Copy all entries exactly, and wherever an entry holds a picture, leave that picture out.
□ □ □ □ □
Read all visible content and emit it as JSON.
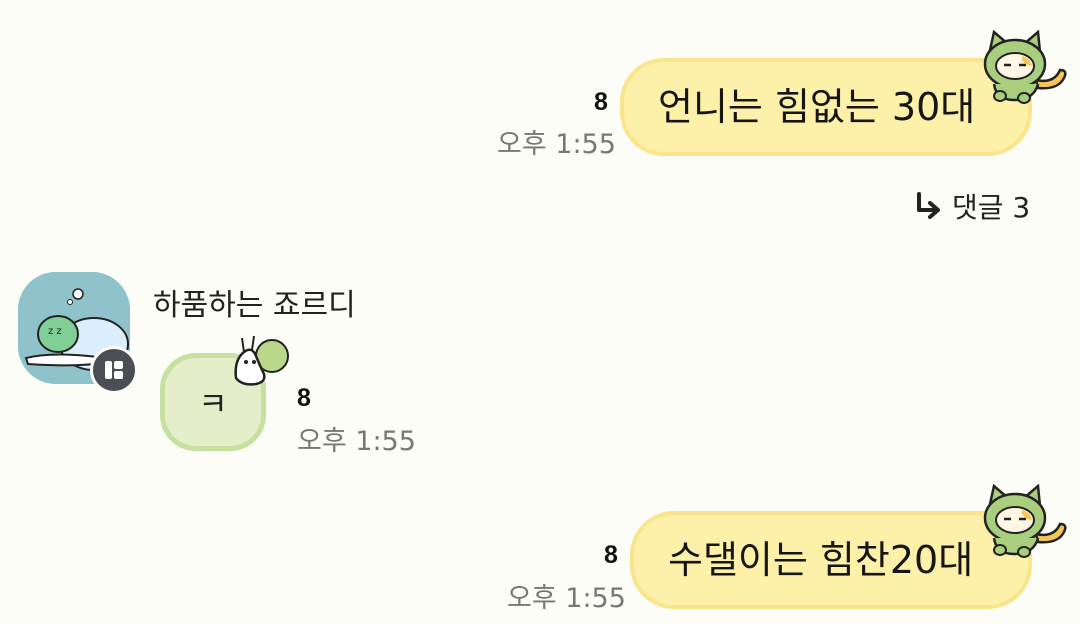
{
  "messages": [
    {
      "id": "m1",
      "direction": "outgoing",
      "text": "언니는 힘없는 30대",
      "unread_count": "8",
      "time": "오후 1:55",
      "decoration": "cat-sticker-icon"
    },
    {
      "id": "m2",
      "direction": "incoming",
      "sender": "하품하는 죠르디",
      "text": "ㅋ",
      "unread_count": "8",
      "time": "오후 1:55",
      "decoration": "snail-sticker-icon"
    },
    {
      "id": "m3",
      "direction": "outgoing",
      "text": "수댈이는 힘찬20대",
      "unread_count": "8",
      "time": "오후 1:55",
      "decoration": "cat-sticker-icon"
    }
  ],
  "reply_thread": {
    "label": "댓글 3",
    "icon": "reply-arrow-icon"
  },
  "colors": {
    "background": "#fdfdf8",
    "outgoing_bubble": "#fdf0a8",
    "outgoing_border": "#fbe58c",
    "incoming_bubble": "#e4eec8",
    "incoming_border": "#c6e0a2",
    "timestamp": "#777777"
  }
}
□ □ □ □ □
= Response to this task =
Read all visible content and emit it as JSON.
{
  "messages": [
    {
      "id": "m1",
      "direction": "outgoing",
      "text": "언니는 힘없는 30대",
      "unread_count": "8",
      "time": "오후 1:55",
      "decoration": "cat-sticker-icon"
    },
    {
      "id": "m2",
      "direction": "incoming",
      "sender": "하품하는 죠르디",
      "text": "ㅋ",
      "unread_count": "8",
      "time": "오후 1:55",
      "decoration": "snail-sticker-icon"
    },
    {
      "id": "m3",
      "direction": "outgoing",
      "text": "수댈이는 힘찬20대",
      "unread_count": "8",
      "time": "오후 1:55",
      "decoration": "cat-sticker-icon"
    }
  ],
  "reply_thread": {
    "label": "댓글 3",
    "icon": "reply-arrow-icon"
  },
  "colors": {
    "background": "#fdfdf8",
    "outgoing_bubble": "#fdf0a8",
    "outgoing_border": "#fbe58c",
    "incoming_bubble": "#e4eec8",
    "incoming_border": "#c6e0a2",
    "timestamp": "#777777"
  }
}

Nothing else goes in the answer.